1649 - 1660 Government records

Contemporary resources & commentary

Law Reports & Court Records

Nominate Reports - coverage - reprinted in ER
Style (Sty) 1646-1655 KB  82 ER

Hardres   (Hardr) 1655-1669 Ex.  145 ER

Nelson    (Nels) 1625-1693 Ch.  21 ER

Dickens   (Dick) 1559-1798 Ch.   21 ER

Online access via any of the following:

Working with the surviving court archives

Trial & execution of a King

For the first time, a ruling monarch was the defendant in formal legal proceedings in a High Court of Justice, set up by the act of a Parliament which felt able to profess to be the supreme power in the land. (For text of this act see Rushworth, Historical Collections v 8, 1379)

The charges were that  he "had a wicked design totally to subvert the ancient and fundamental laws and liberties of this nation", and that he had "levied and maintained a civil war in the land."

Charles I denied the competence of the court, and refused to plead.
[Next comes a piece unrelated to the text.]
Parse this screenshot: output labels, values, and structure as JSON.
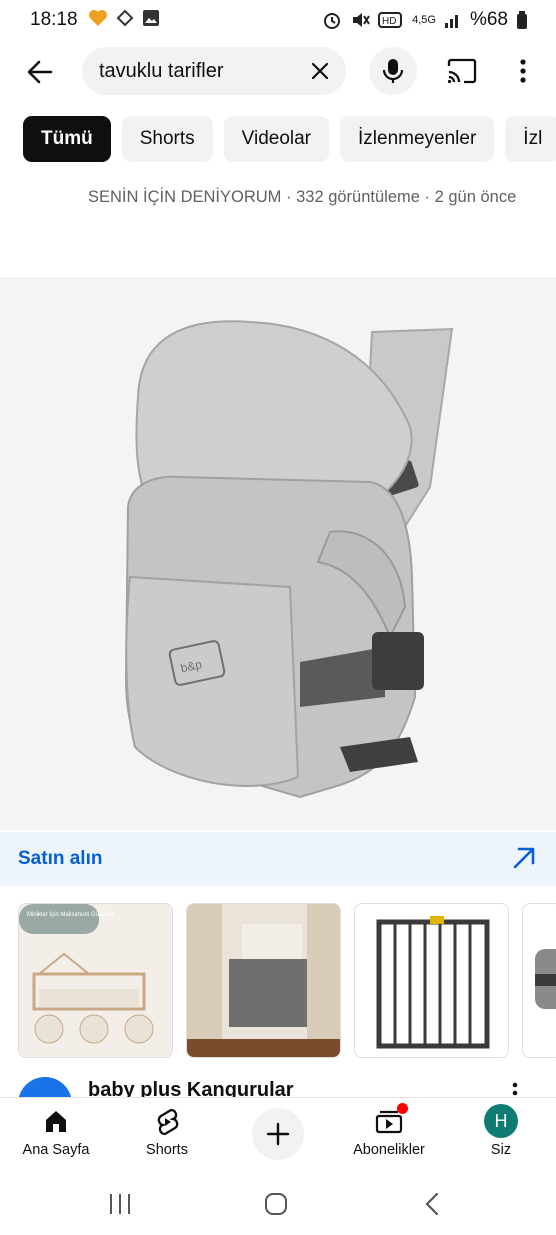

After four days, this stance was deemed to be a confession. He was sentenced to death, by beheading.